November is National Diabetes Month. It is important that people with diabetes (and those preparing food for them) practice safe food handling in preventing foodborne illness.
Learn about safe selection and preparation of foods for people with diabetes in these resources:
- Food Safety for Older Adults and People with Cancer, Diabetes, HIV/AIDS, Organ Transplants, and Autoimmune Diseases (FDA)
- Food Safety: A Need-to-Know Guide for Those at Risk (USDA)
- Tasty Recipes: For People with Diabetes and Their Families (CDC)
Practicing food safety is critical because diabetes can affect the function of various organs and systems of the body, making those living with this disease more susceptible to infections and pathogens that cause foodborne illness (often called “food poisoning”). When persons with diabetes contract a foodborne illness, they are more likely to have a lengthier illness, undergo hospitalization, or even die. This increased risk is why food choices and safe food handling are vital in managing this chronic disease.
Make Wise Food Choices
Some foods are more risky for people with diabetes because they are more likely to contain harmful bacteria or viruses. In general, these foods fall into two categories:
- Uncooked fresh fruits and vegetables.
- Some animal products, such as unpasteurized (raw) milk; soft cheeses made with raw milk; raw or undercooked eggs, meat, poultry, fish and shellfish; luncheon meats; improperly reheated hot dogs; and salads prepared in a store or food establishment containing animal products such as seafood, ham, or chicken.
Follow the Four Steps to Food Safety
Anyone who is diabetic or who prepares food for people with diabetes should also carefully follow these steps:
- CLEAN: Wash hands and surfaces often. Bacteria can be spread throughout the kitchen and get onto hands, cutting boards, utensils, counter tops, and food.
- SEPARATE: Keep raw meat, poultry, eggs, and seafood and their juices away from ready-to-eat foods.

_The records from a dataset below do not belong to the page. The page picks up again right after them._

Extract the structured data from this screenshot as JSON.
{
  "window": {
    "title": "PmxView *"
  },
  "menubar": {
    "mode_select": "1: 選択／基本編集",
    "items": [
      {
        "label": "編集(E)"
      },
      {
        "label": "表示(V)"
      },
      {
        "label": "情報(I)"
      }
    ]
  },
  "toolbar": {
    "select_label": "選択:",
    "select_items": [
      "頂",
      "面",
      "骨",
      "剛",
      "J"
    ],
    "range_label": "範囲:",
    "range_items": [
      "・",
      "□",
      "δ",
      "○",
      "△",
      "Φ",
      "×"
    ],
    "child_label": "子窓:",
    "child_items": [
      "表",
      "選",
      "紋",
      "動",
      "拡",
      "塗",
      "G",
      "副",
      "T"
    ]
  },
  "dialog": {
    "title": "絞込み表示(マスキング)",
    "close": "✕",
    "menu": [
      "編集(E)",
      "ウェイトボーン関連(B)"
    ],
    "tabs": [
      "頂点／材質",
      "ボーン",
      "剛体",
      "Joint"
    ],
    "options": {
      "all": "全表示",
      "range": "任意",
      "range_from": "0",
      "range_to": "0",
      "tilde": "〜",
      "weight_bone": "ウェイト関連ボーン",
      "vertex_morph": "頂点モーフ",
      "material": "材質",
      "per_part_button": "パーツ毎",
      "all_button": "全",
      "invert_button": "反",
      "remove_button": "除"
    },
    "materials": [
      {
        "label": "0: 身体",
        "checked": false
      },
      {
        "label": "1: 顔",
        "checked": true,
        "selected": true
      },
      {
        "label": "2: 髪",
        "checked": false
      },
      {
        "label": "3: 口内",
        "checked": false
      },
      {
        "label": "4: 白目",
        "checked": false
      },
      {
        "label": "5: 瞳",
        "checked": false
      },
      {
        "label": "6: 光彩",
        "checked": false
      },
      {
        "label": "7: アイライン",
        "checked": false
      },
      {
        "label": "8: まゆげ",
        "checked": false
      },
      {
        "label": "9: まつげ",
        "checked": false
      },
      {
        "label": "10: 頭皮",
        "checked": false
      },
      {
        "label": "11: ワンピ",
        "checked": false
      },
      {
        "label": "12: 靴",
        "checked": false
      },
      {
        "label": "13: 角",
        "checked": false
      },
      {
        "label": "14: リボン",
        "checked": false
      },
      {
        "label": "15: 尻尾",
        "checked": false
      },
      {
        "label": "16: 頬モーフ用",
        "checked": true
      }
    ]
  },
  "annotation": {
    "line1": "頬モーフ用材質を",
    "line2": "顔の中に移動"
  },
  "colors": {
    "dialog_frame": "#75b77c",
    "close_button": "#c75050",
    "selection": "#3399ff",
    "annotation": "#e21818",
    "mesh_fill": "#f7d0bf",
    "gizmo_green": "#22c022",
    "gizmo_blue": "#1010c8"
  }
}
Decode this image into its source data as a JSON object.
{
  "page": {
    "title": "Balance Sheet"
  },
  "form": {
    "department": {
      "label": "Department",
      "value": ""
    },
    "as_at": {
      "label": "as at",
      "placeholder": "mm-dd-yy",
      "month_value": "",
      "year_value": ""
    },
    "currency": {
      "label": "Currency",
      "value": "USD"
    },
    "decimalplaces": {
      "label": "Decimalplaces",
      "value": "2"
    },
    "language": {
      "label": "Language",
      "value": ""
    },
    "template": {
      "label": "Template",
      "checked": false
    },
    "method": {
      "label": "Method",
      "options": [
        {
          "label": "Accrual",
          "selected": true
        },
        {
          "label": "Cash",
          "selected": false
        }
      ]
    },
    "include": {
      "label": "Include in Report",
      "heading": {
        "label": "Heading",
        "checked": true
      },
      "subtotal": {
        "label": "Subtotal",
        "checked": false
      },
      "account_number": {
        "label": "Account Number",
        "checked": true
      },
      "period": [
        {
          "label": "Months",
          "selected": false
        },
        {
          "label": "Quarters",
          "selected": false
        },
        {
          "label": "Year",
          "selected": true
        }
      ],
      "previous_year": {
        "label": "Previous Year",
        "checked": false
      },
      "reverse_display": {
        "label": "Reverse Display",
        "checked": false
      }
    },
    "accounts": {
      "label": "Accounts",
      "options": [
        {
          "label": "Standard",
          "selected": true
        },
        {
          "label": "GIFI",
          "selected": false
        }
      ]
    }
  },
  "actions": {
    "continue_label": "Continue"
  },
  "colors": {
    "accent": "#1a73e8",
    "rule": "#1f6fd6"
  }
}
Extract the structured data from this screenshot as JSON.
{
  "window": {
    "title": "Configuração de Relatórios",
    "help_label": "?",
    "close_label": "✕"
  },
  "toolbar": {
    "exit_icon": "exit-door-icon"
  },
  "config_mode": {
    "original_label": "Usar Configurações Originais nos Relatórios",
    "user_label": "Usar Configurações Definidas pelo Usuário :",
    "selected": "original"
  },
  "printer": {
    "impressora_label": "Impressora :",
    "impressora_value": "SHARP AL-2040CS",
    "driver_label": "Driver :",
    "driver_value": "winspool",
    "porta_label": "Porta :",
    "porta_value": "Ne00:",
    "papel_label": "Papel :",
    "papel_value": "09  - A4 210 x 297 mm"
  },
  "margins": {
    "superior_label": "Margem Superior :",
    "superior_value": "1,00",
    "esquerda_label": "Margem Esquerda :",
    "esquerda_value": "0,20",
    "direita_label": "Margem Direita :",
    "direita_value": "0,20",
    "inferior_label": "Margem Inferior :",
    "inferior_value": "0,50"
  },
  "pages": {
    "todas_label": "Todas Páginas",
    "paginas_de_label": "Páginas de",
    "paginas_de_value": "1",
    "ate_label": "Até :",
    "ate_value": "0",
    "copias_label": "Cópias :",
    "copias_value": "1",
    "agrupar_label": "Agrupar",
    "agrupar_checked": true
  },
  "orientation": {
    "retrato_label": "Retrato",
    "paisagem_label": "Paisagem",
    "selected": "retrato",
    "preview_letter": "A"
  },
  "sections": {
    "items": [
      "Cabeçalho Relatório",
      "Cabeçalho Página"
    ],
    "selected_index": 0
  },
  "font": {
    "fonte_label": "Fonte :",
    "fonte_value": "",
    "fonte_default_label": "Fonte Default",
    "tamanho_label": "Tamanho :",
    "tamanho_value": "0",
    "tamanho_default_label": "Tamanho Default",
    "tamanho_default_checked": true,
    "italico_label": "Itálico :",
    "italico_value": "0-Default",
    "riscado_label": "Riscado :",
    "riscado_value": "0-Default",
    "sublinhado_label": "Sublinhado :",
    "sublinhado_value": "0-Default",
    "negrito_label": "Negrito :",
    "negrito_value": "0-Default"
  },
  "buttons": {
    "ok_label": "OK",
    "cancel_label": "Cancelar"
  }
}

- COOK to the right temperatures. Use a food thermometer to ensure meat, poultry, seafood, and egg products are cooked to a safe minimum internal temperature to destroy any harmful bacteria. View the Safe Minimum Cooking Temperatures Chart.
- CHILL foods promptly. Cold temperatures slow the growth of harmful bacteria. Use an appliance thermometer to be sure the refrigerator temperature is 40 degrees F or below and the freezer temperature is 0 degrees F or below.
Know the Symptoms
Consuming dangerous foodborne bacteria will usually cause illness within 1 to 3 days. However, sickness can also occur within 20 minutes or up to 6 weeks later. Symptoms of foodborne illness include: vomiting, diarrhea, abdominal pain, and flu-like symptoms (such as fever, headache, and body ache).
If you think that you or a family member has a foodborne illness, contact your healthcare provider immediately. Also, report the suspected food:
- If the suspected food is a United States Department of Agriculture (USDA)-inspected meat, poultry, or egg product, call the USDA Meat and Poultry Hotline, 1-888-MPHotline (1-888-674-6854).